Whenever a line below mentions the word "Скидка", that line should be copied.
(Beginning of MATERIAL FOR THIS TASK)
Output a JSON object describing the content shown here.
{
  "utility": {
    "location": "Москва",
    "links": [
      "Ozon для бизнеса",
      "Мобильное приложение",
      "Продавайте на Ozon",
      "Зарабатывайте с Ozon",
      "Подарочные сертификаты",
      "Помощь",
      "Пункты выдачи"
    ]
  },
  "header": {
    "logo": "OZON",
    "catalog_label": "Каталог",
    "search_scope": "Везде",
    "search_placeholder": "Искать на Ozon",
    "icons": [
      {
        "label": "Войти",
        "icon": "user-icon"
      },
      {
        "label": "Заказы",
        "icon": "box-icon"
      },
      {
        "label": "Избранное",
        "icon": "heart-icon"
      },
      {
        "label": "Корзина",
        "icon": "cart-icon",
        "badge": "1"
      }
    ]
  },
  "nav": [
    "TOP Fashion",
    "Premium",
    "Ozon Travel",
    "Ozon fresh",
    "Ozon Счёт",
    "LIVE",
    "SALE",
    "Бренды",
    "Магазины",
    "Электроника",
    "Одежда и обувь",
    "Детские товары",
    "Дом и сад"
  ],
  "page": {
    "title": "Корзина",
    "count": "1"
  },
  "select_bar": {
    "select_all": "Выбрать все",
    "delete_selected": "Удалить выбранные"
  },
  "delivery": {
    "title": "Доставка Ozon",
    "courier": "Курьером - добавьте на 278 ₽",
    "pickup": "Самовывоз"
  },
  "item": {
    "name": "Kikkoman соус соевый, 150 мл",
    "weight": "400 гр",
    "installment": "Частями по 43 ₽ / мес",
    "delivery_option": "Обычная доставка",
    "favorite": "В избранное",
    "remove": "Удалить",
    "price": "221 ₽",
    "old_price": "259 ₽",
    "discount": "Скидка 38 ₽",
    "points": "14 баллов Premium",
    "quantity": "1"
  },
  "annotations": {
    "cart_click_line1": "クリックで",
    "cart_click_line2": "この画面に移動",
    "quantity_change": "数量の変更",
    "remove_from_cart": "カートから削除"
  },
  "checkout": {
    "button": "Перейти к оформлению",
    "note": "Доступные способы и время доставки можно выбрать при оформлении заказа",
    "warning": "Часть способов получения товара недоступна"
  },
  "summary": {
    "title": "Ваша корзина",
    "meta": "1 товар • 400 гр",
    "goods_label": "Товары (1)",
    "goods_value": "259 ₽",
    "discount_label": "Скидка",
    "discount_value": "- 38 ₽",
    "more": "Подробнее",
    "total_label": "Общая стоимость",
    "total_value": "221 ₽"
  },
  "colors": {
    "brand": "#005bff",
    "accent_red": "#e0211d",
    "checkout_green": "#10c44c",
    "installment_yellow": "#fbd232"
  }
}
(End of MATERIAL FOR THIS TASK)
» **RESPONSE AREA**:
    "discount": "Скидка 38 ₽",
    "discount_label": "Скидка",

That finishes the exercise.